Oh, yes, that bit o’ Irish luck I mentioned turned into a blessing when I had my swollen ankles checked out. Seems I needed heart surgery that I might not have been aware of until it was too late, if not for the trip to Ireland and all that walking. My Irish guardian angels had been watching over me. At least, that’s my story and I’m sticking to it.

Be sure to visit the back fence next Thursday when exciting, contemporary romance author, Christine Warner, will be here to tell you a little bit about her debut novel, SOME LIKE IT IN HANDCUFFS. Don’t you love the title?

Until then, Happy St. Patrick’s Day!



  1. What a wonderful trip, and while I'm sorry about your heart surgery, I'm so thankful that your problem was diagnosed in time!
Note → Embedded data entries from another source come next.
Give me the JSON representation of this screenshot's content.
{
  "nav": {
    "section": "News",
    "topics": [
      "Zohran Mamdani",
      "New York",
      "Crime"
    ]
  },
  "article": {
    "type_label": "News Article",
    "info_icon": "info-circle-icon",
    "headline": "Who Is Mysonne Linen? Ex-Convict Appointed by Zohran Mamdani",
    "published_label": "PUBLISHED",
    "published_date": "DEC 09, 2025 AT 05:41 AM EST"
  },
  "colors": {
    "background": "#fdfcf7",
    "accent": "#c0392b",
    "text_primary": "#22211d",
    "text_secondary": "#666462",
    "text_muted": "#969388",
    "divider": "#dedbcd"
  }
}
Happy St Patty's Day to you!

    1. Thanks, Patricia, the entire trip was hampered by my lack of stamina - and I would never have noticed it, since I didn't do that much walking back home. Now I walk every day, treadmill or outside, thanks to my Irish blessing.

  2. What a great story about a great trip. So glad the rain didn't dampen (pun intended) your spirit. Now, we know why Ireland is so green! Thank goodness for your Irish guardian angels. We want you around for a long time to come.

    1. Diane, the trip was filled with so many magical moments, I didn't care about the rain. (Well, maybe a little) I guess my guardian angels couldn't control the weather.

  3. Happy St. Patrick's Day, Loralee! The pic's are beautiful! Ireland is on my bucket list :) What a magical place to visit. I'm so happy you got to go and experience such a lovely place.

    1. Thanks, Jennifer. Ireland truly is a magical place. I hope you get a chance to visit there someday. You'll love it.

  4. May the Irish hills caress you, may her lakes and rivers bless you, may the luck of the Irish enfold you, may the blessing of Saint Patrick behold you!
    Great blog, Tex! I want to go with you next time!

    1. Patrish, I'd love to make the trip with you. Thanks for the blessing. Made me teary-eyed. Anything Irish does that to me. Bless you right back.